**The problem**
Scan the records for the word "name". Report each line where it occurs.
**********
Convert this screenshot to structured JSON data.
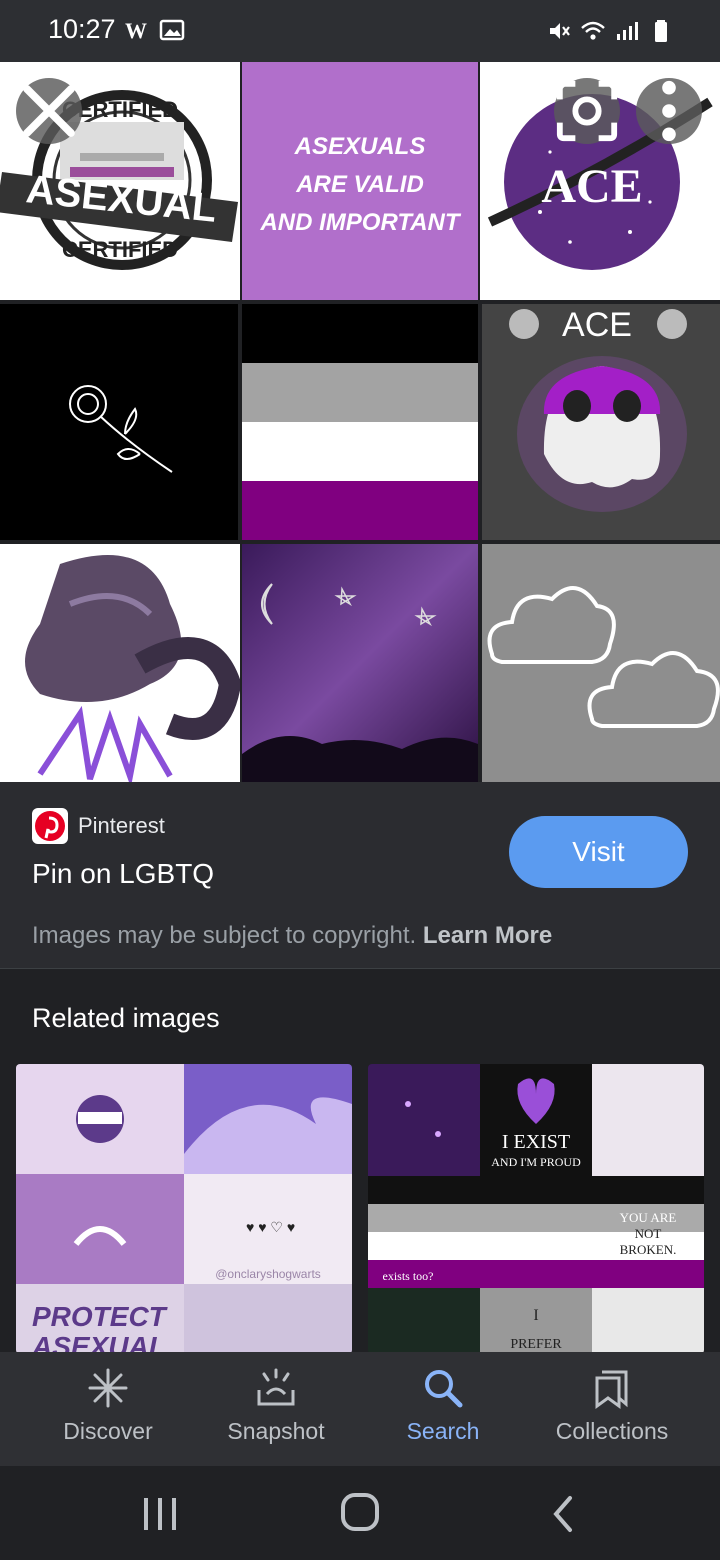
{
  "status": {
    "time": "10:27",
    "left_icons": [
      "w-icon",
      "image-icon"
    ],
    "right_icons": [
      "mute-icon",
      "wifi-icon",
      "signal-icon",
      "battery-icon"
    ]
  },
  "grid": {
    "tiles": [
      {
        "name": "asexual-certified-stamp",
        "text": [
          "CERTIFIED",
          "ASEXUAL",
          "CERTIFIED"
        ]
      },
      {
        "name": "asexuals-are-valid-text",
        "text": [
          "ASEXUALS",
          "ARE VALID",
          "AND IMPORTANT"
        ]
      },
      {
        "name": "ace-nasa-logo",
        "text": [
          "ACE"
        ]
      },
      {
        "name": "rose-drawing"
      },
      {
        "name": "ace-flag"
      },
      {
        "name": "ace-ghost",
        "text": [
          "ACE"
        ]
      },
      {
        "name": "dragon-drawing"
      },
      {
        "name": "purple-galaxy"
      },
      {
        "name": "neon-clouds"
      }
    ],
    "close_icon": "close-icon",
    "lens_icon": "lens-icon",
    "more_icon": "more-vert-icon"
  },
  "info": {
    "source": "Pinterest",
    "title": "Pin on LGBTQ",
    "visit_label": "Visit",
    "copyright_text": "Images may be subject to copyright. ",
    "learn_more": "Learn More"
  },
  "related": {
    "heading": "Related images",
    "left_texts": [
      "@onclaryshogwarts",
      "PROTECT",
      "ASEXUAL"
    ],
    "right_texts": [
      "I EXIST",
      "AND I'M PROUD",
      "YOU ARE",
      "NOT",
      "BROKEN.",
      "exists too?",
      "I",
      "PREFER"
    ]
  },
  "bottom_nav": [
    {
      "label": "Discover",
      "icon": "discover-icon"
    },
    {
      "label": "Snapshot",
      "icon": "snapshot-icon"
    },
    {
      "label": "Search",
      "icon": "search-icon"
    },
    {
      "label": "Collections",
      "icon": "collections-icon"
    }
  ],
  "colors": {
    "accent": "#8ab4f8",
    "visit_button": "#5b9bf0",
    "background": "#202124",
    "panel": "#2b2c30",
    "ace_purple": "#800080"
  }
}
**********
**Written response**
        "name": "asexual-certified-stamp",
        "name": "asexuals-are-valid-text",
        "name": "ace-nasa-logo",
        "name": "rose-drawing"
        "name": "ace-flag"
        "name": "ace-ghost",
        "name": "dragon-drawing"
        "name": "purple-galaxy"
        "name": "neon-clouds"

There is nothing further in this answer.